Peer review is anti-innovatory because it is a process that depends on approval by exponents of the current orthodoxy. . . . Perhaps the biggest argument against the peer review of completed studies is that it simply isn’t needed. With the World Wide Web everything can be published, and the world can decide what’s important and what isn’t. This proposition strikes terror into many hearts, but with so much poor-quality science published what do we have to lose?
How long can a democracy endure when its children don’t even know what a democracy is. I agree with Justice Sandra Day O Connor when she says, the results are “truly frightening, and demonstrate that we must put the same emphasis on these subjects that we are putting on math and science.” The only additional comment I would make is that if we are emphasizing science and math, we are doing a dreadful job of it. American school children rank very low in the developed world on either science or math.

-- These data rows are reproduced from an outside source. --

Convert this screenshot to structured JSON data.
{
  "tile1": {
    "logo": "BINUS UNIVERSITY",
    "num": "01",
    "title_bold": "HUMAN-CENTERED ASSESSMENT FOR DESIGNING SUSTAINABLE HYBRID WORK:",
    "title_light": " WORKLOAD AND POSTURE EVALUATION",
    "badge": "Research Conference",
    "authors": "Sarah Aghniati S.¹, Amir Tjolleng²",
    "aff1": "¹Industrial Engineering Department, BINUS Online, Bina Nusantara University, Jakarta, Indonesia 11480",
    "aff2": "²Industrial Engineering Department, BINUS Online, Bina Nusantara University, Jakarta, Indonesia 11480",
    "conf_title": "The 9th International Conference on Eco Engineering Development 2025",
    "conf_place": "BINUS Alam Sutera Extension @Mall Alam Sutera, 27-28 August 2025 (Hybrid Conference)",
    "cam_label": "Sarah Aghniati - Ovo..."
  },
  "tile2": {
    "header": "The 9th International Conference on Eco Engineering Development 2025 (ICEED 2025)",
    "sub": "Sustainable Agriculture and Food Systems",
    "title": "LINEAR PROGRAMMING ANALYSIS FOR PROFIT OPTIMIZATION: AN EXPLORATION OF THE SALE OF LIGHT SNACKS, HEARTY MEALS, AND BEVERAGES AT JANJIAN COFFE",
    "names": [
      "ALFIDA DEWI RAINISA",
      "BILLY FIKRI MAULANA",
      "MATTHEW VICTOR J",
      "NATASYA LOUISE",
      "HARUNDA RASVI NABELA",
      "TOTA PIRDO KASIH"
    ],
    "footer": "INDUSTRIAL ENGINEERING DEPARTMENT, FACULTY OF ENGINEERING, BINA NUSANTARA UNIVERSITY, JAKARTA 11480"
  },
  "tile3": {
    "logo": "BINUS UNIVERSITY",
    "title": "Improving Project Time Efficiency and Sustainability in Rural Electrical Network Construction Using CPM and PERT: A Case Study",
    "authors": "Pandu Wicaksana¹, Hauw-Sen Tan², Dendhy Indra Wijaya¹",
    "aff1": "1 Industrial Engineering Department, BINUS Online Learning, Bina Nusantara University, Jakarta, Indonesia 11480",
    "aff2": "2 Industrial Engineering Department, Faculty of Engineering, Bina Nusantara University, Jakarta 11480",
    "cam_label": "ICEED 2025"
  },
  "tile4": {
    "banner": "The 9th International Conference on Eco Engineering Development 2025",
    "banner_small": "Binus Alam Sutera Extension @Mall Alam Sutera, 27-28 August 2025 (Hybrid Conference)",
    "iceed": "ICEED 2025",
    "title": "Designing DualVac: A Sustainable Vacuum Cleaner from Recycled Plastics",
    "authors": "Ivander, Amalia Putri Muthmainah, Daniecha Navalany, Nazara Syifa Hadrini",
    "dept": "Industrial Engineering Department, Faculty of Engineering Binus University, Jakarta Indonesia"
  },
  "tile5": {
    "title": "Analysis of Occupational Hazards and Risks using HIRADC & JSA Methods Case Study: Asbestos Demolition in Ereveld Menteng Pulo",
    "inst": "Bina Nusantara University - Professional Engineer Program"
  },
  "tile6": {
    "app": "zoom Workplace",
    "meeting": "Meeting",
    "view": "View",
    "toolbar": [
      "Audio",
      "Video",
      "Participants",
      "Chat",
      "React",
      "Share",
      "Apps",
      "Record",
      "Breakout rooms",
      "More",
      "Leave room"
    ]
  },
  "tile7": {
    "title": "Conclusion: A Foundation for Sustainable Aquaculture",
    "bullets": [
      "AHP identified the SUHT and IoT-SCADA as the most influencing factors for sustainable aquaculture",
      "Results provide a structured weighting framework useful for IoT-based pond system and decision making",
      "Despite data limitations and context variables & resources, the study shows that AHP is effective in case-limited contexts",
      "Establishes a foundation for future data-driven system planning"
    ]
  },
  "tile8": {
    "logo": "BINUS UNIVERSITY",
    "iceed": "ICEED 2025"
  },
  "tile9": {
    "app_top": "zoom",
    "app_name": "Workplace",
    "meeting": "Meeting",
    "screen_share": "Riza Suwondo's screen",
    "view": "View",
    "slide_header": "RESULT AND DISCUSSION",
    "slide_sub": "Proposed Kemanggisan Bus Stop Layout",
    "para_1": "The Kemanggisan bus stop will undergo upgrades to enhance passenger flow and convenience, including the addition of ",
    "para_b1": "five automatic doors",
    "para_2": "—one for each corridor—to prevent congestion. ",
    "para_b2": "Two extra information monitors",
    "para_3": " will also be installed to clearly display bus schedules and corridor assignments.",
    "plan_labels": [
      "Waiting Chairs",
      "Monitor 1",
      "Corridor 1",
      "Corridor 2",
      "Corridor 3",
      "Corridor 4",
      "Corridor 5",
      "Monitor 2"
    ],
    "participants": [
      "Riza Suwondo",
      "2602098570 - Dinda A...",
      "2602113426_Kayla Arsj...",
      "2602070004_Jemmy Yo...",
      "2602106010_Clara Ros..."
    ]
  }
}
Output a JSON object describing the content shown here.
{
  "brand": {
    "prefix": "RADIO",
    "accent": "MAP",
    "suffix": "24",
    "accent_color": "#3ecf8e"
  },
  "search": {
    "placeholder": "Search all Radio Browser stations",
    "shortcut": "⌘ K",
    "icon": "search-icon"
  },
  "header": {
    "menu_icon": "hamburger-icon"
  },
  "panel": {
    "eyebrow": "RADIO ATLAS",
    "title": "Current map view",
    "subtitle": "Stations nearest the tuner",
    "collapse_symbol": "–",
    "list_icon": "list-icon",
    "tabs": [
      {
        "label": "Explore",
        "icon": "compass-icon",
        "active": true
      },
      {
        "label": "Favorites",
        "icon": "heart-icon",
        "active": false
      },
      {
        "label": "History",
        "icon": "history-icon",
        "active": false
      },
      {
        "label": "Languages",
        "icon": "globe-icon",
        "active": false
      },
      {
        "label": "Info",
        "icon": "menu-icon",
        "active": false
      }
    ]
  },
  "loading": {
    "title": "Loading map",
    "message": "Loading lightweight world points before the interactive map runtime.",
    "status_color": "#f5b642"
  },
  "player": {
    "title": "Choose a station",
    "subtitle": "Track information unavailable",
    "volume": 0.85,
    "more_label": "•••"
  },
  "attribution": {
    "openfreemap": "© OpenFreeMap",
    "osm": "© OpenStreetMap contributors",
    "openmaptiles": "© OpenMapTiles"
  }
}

I am continually struck by the social damage done to the human societies of the Earth because of the abounding grotesque economic inequities. Just look at the United States: There are numerous CEOs making more in an hour than a skilled craftsman whose work may become historically significant can make in a lifetime. And particularly I do not understand why it is not generally understood that seeing that children are fed and educated will change things for the better for everyone.